RAW DATA Start Marker

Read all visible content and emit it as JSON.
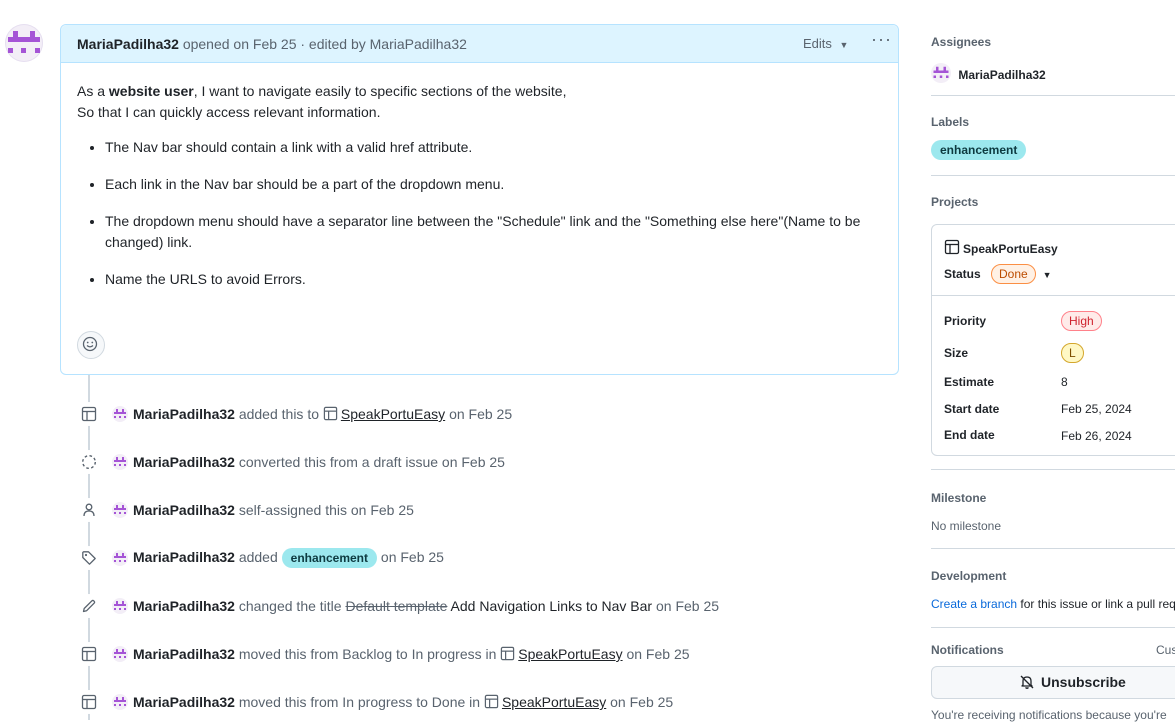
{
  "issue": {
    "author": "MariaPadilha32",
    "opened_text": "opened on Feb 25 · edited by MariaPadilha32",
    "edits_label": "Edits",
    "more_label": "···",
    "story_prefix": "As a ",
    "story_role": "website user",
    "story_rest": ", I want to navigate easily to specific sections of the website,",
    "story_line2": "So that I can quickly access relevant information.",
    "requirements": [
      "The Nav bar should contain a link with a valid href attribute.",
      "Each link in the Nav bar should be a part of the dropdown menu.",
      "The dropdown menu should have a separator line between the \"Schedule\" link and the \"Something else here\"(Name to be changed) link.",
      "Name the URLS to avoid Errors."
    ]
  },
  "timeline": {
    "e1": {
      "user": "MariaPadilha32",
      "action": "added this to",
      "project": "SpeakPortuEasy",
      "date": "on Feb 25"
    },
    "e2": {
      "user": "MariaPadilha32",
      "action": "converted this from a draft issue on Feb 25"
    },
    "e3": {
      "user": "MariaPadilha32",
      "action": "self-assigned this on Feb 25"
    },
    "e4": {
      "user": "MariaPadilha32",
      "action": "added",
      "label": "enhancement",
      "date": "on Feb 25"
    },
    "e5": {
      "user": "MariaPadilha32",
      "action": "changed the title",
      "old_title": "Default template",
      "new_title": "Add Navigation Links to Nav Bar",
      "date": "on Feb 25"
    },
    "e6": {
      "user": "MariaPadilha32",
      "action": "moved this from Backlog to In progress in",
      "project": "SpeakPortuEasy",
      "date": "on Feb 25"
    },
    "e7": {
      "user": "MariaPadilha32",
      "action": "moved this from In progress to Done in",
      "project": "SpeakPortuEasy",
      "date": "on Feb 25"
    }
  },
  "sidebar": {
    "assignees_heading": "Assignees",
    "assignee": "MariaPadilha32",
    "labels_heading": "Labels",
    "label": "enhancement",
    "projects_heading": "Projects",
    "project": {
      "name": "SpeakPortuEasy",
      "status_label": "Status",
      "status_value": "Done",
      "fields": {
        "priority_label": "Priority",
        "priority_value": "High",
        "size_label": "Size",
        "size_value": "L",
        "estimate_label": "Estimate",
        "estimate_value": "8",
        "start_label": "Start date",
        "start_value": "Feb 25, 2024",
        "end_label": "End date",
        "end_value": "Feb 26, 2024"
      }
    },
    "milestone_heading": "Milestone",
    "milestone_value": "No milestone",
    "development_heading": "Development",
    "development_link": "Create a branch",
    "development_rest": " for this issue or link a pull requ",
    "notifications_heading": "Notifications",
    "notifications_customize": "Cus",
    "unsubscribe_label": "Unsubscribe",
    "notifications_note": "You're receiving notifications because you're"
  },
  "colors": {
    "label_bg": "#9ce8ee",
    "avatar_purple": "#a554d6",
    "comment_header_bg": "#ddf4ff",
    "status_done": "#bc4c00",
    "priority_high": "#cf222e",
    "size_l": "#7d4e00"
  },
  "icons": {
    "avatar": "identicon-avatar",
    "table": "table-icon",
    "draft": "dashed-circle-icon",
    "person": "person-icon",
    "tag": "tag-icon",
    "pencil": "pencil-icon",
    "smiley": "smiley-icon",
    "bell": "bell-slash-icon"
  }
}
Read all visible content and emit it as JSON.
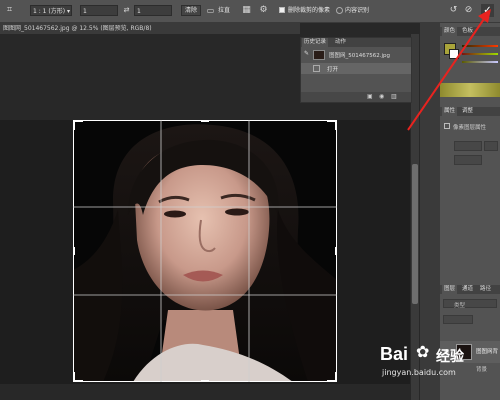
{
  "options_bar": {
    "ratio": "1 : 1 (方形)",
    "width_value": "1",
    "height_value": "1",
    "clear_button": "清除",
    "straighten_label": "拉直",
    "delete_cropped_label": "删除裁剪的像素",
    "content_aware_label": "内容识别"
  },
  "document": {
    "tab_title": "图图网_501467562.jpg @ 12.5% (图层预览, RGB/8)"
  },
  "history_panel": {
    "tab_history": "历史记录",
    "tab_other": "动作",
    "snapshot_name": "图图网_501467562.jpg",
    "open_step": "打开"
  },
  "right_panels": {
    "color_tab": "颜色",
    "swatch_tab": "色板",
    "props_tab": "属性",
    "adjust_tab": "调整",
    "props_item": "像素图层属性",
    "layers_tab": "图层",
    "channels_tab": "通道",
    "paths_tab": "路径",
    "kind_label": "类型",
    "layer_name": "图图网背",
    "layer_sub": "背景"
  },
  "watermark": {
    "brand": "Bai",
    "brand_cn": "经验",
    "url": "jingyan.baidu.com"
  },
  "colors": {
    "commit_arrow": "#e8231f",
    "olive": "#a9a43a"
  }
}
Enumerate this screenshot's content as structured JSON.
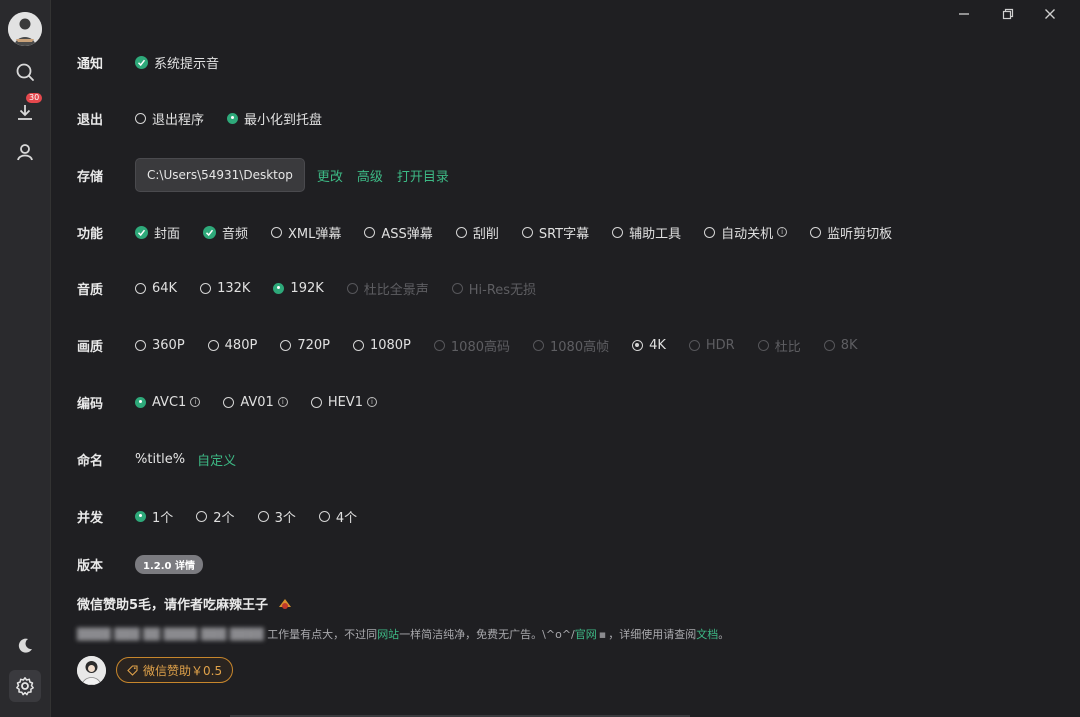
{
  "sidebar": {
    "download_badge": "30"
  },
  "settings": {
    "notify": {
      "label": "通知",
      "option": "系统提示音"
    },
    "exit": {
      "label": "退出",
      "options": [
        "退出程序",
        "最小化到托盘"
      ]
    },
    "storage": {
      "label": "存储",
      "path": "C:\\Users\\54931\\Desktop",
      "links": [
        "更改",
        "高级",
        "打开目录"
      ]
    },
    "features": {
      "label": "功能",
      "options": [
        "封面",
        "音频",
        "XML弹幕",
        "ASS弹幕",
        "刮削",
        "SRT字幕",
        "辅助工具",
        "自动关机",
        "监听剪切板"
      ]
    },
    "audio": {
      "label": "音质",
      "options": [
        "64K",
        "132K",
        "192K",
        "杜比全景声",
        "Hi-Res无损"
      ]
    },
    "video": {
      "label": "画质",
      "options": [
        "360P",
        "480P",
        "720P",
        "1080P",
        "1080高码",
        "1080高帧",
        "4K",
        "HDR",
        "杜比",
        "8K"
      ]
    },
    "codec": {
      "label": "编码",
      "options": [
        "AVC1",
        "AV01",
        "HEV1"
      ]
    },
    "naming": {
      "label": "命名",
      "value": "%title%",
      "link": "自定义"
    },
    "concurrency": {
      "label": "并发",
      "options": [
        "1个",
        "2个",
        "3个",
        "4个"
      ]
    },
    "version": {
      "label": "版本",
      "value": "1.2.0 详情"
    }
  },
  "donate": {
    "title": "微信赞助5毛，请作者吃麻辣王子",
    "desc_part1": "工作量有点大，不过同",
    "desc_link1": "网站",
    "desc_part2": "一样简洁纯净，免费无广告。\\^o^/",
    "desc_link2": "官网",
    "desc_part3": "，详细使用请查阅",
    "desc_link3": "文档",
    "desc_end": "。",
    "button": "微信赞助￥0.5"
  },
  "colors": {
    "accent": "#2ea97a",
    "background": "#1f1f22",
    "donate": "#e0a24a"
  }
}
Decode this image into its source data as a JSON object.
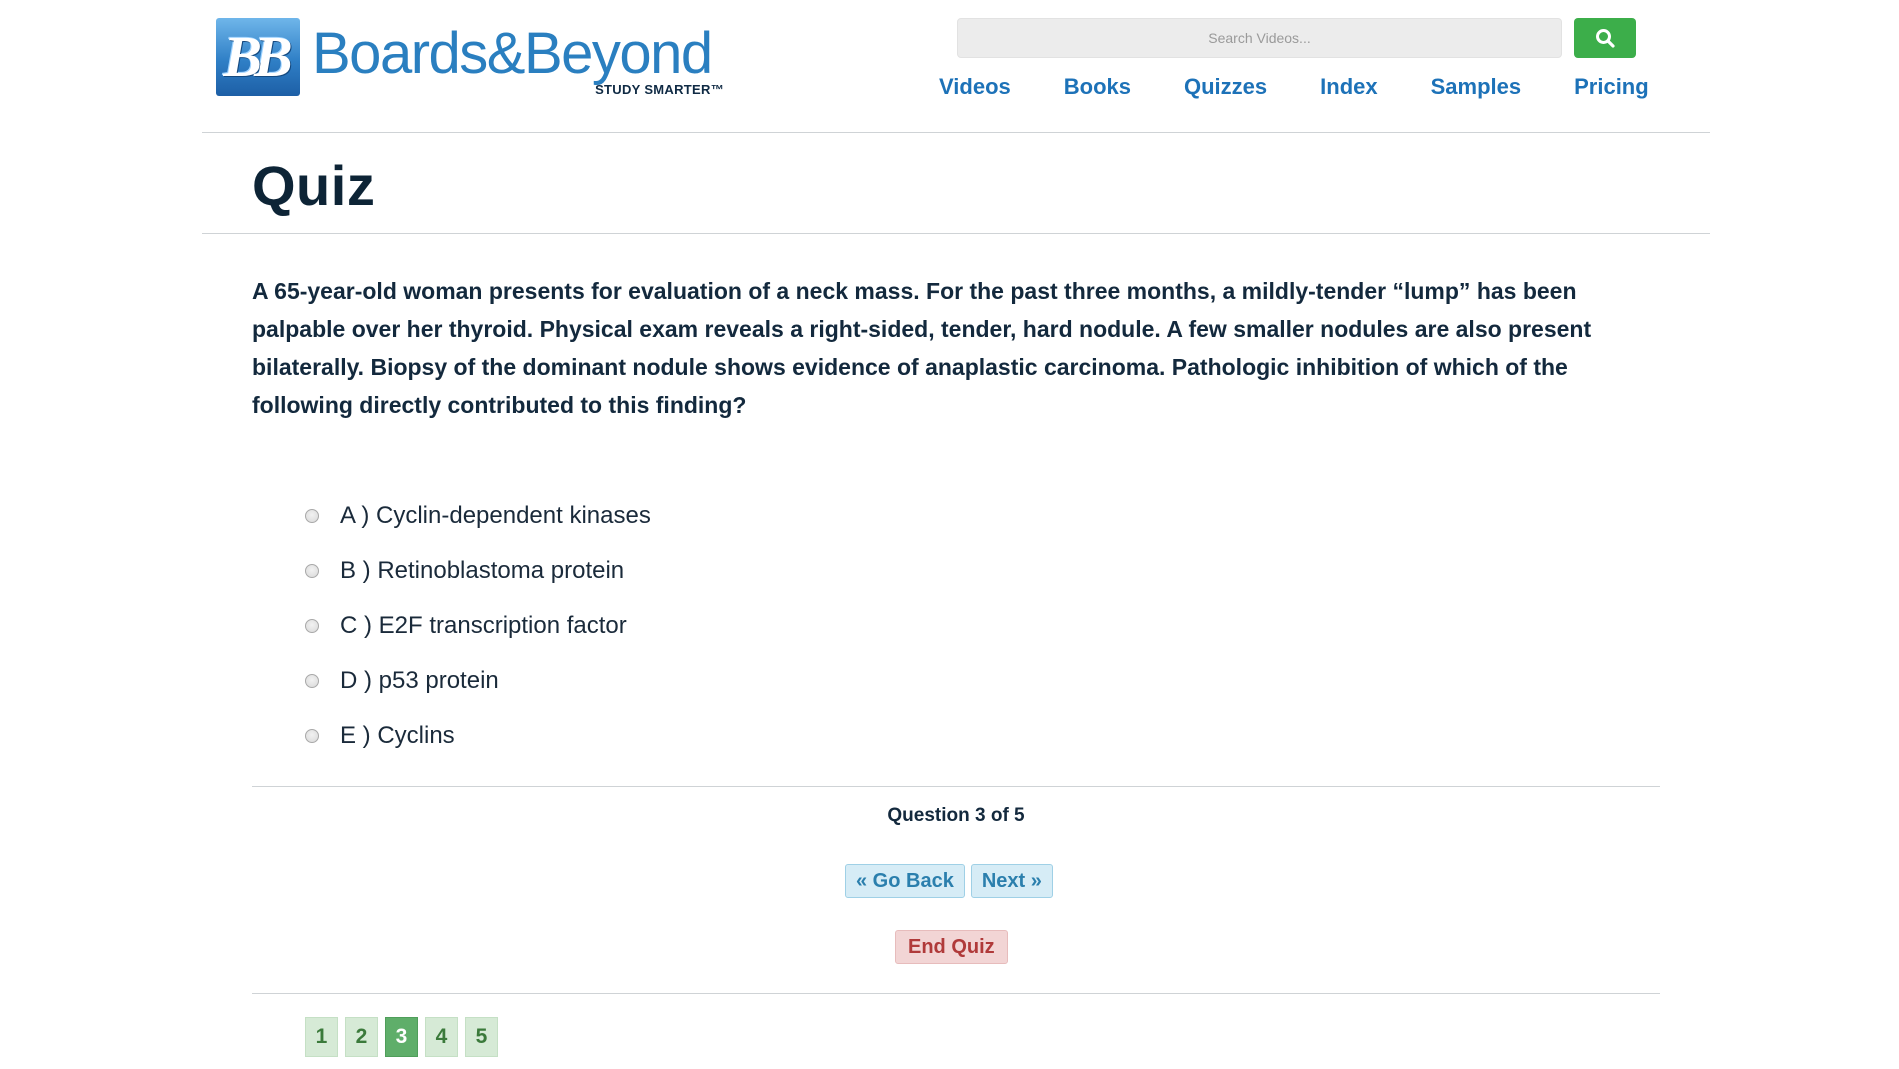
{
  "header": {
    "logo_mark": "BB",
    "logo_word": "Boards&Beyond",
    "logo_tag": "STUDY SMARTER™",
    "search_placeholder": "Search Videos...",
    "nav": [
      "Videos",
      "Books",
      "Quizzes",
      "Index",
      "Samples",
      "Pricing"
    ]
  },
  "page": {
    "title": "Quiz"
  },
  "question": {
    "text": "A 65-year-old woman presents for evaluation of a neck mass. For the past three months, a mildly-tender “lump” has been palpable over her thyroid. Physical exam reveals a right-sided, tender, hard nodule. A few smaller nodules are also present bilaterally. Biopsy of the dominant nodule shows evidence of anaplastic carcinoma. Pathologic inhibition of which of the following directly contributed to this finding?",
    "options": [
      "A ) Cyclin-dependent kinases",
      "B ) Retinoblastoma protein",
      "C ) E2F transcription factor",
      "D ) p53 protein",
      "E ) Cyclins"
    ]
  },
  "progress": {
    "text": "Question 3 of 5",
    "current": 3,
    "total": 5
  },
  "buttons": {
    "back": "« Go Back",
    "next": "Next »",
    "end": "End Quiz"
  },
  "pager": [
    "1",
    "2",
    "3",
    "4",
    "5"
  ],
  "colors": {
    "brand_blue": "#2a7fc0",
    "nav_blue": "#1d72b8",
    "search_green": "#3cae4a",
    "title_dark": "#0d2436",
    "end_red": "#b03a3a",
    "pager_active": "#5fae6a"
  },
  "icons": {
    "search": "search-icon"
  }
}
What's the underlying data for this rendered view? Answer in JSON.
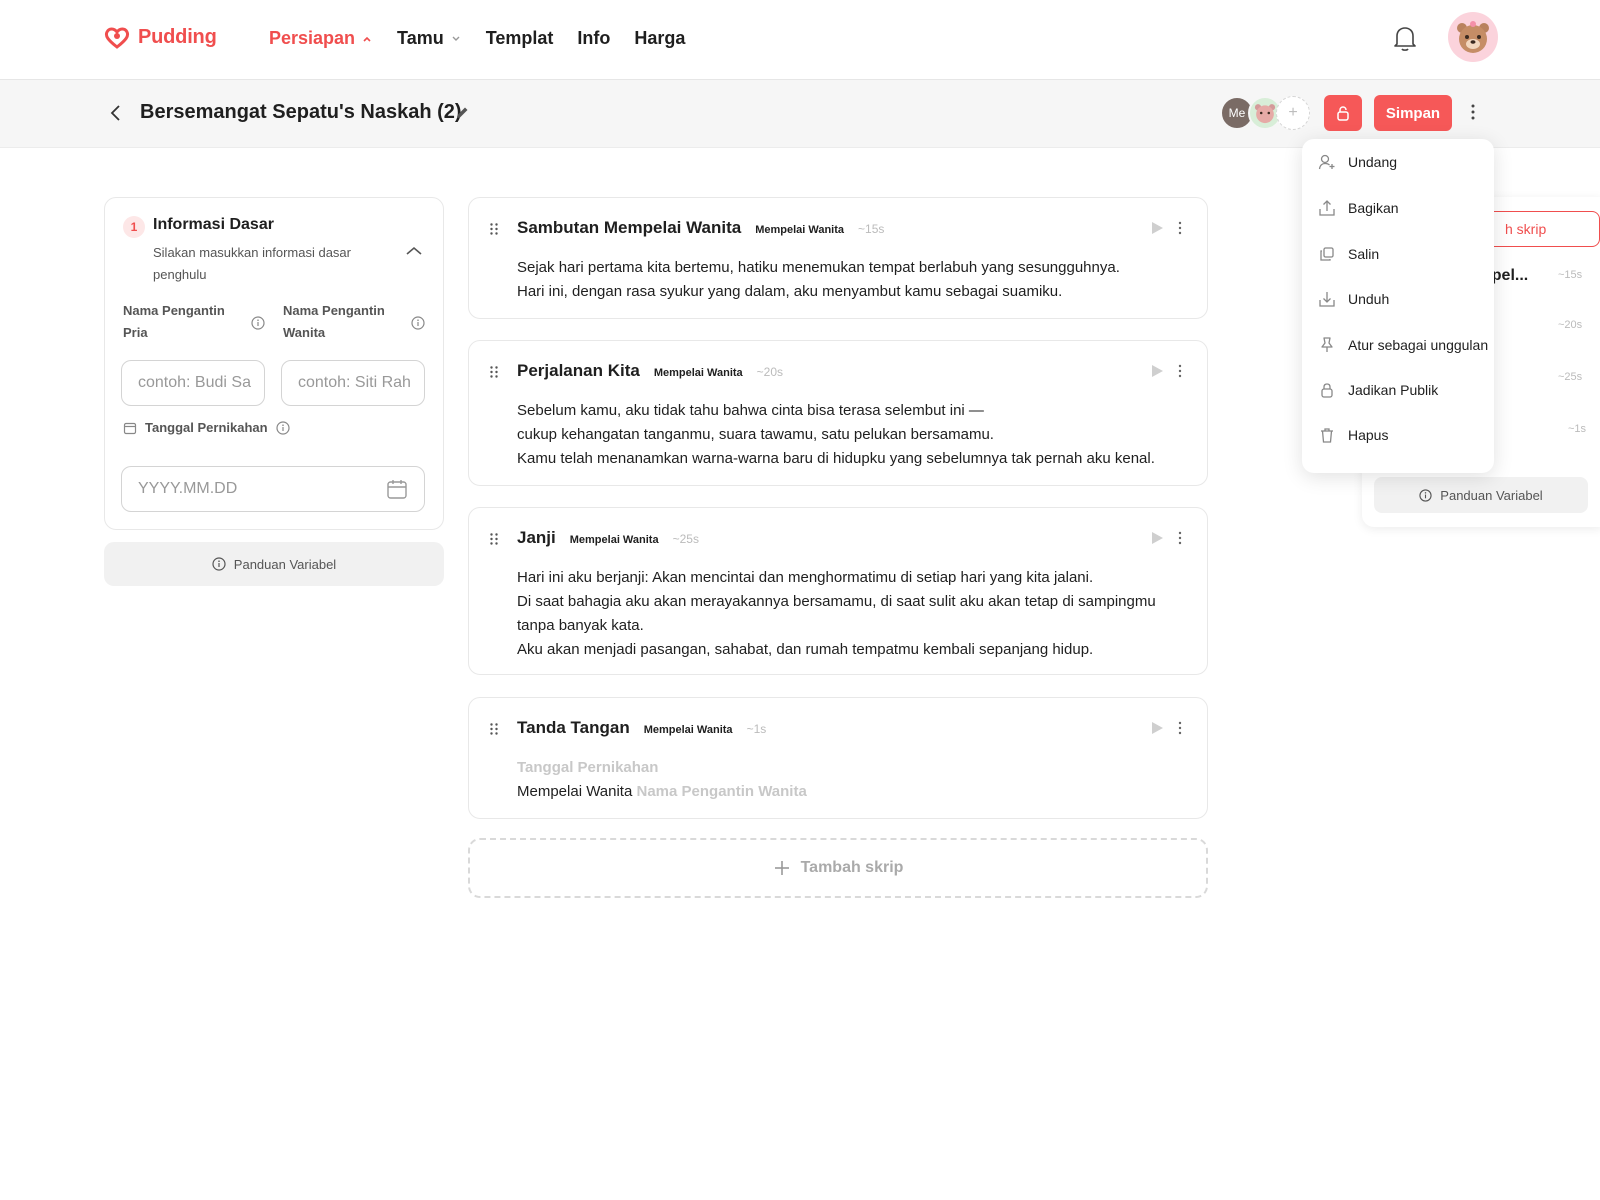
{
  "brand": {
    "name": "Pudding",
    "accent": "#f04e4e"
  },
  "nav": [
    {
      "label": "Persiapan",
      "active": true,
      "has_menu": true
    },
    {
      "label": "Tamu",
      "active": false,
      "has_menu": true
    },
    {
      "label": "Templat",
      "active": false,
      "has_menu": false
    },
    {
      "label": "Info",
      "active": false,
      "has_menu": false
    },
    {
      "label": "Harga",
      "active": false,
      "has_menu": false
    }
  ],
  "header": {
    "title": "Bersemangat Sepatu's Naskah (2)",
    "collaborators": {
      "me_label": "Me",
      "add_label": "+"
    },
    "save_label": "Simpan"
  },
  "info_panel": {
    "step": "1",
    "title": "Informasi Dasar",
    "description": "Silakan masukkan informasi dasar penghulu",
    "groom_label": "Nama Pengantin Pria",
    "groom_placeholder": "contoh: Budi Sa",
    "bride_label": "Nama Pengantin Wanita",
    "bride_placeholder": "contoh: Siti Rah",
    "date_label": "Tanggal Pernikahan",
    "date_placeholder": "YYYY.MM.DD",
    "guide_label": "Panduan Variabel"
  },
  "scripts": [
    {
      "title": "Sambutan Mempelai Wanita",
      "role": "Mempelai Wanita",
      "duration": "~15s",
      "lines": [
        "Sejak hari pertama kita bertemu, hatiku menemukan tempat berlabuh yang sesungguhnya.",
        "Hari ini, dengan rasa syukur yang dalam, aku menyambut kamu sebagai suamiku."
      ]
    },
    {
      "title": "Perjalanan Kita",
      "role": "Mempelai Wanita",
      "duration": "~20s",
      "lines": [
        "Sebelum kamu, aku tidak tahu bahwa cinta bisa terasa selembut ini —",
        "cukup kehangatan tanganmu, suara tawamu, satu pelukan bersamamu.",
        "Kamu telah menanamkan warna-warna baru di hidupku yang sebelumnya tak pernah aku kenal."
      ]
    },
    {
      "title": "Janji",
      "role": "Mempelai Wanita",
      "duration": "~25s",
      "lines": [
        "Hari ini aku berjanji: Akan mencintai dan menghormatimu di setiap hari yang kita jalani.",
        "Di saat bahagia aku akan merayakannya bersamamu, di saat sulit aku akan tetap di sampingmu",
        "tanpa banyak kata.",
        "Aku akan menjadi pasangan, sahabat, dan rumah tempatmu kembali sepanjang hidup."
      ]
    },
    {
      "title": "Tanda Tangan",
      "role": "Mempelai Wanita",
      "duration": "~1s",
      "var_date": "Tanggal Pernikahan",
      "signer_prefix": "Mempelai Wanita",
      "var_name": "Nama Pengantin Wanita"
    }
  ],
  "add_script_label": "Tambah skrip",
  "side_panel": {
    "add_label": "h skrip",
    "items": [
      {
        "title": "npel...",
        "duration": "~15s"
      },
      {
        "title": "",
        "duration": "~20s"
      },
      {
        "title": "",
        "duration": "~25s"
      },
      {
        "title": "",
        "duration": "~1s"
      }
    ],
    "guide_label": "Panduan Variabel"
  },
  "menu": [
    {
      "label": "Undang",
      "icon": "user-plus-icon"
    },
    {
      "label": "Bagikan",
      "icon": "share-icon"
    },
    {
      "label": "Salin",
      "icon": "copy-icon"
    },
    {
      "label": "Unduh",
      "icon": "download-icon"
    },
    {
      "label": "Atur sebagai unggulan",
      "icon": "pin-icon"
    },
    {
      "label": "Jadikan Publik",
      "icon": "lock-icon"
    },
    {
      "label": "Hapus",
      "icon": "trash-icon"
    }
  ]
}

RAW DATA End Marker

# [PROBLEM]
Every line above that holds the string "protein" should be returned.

# [TASK OUTPUT]
      "B ) Retinoblastoma protein",
      "D ) p53 protein",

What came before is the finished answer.